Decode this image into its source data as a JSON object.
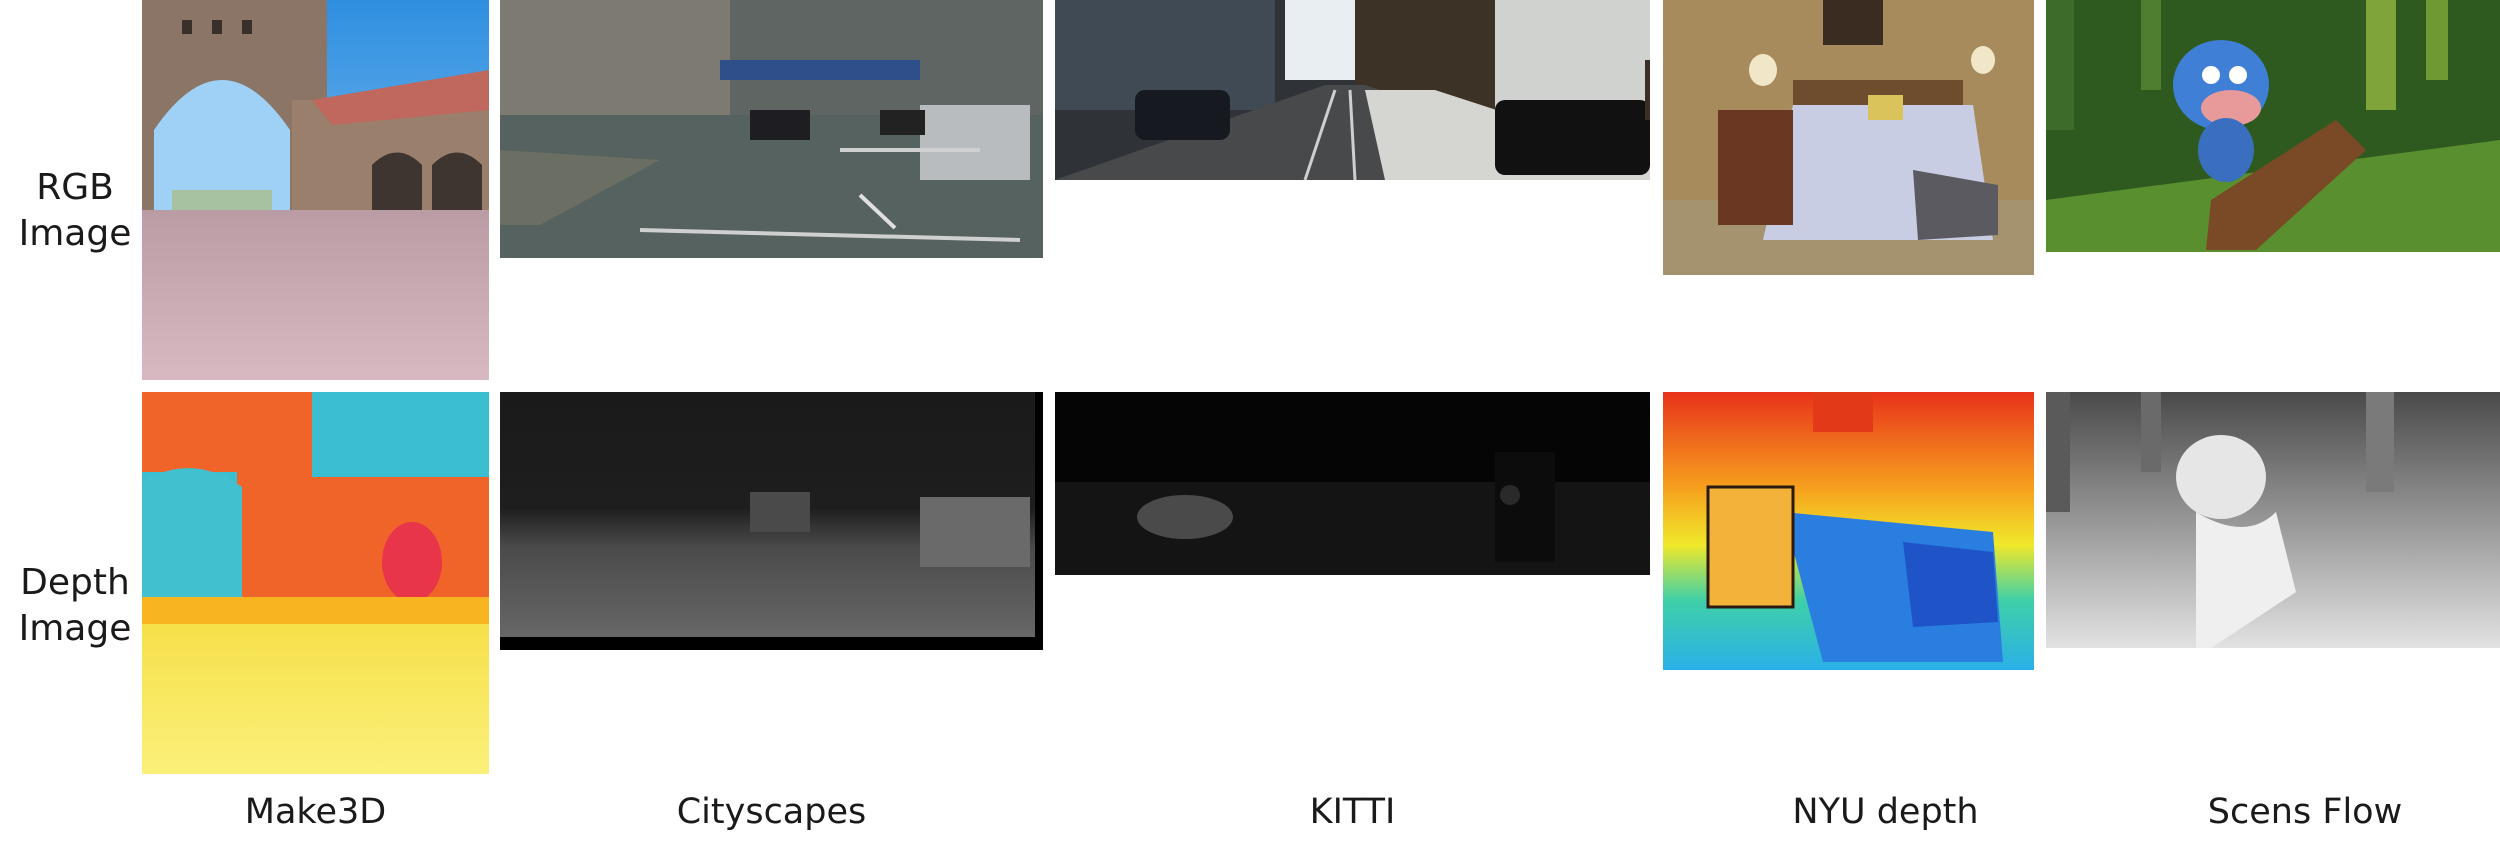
{
  "rows": {
    "rgb": "RGB\nImage",
    "depth": "Depth\nImage"
  },
  "datasets": [
    {
      "key": "make3d",
      "label": "Make3D"
    },
    {
      "key": "cityscapes",
      "label": "Cityscapes"
    },
    {
      "key": "kitti",
      "label": "KITTI"
    },
    {
      "key": "nyu",
      "label": "NYU depth"
    },
    {
      "key": "sceneflow",
      "label": "Scens Flow"
    }
  ]
}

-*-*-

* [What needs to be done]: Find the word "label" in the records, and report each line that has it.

* [Response area]:
      "label": "Make3D"
      "label": "Cityscapes"
      "label": "KITTI"
      "label": "NYU depth"
      "label": "Scens Flow"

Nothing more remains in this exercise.